The CDC likes to scare people into getting flu shots by telling us that around fifty thousand people per year die from the flu. The British Medical Journal blew the cover on that when they analyzed the numbers and revealed that flu cases are combined with pneumonia cases. In 2007 there were 52,717 deaths from pneumonia and flu combined. Of that total number only 411 were from the flu. The rest were from pneumonia. So the CDC is just adding to the confusion.
The importance of fat and fat-soluble vitamins is mentioned in the book. The value of coconut oil in particular is covered extensively. Cod liver oil is also recommended but there is no explanation or mention of the importance of balance and interaction between the fat-soluble vitamins, so I don’t recommend the book as a source of information on that topic specifically.
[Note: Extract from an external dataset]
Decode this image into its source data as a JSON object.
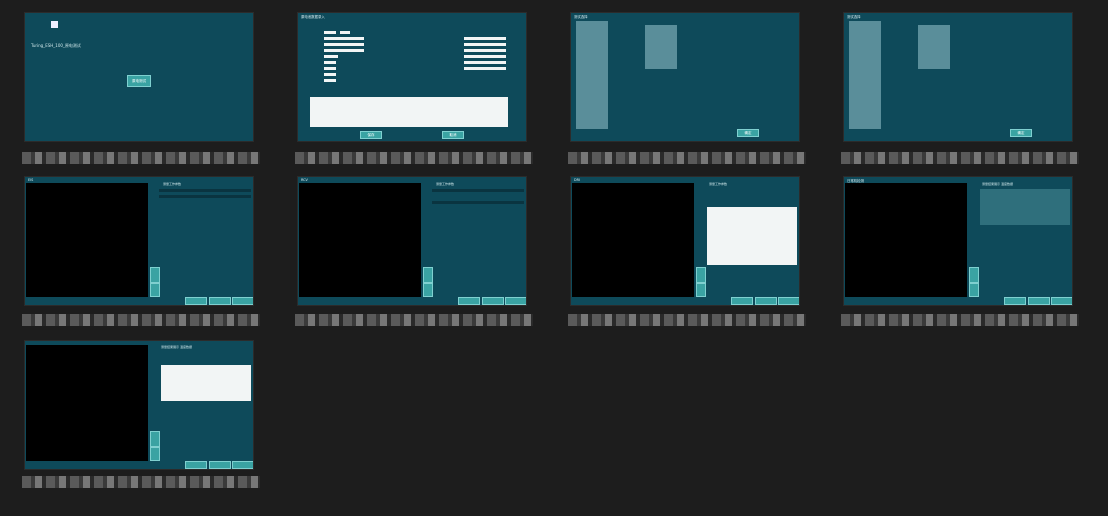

This book gets a thumbs UP.
This article appeared in Wise Traditions in Food, Farming and the Healing Arts, the quarterly magazine of the Weston A. Price Foundation, Spring 2013.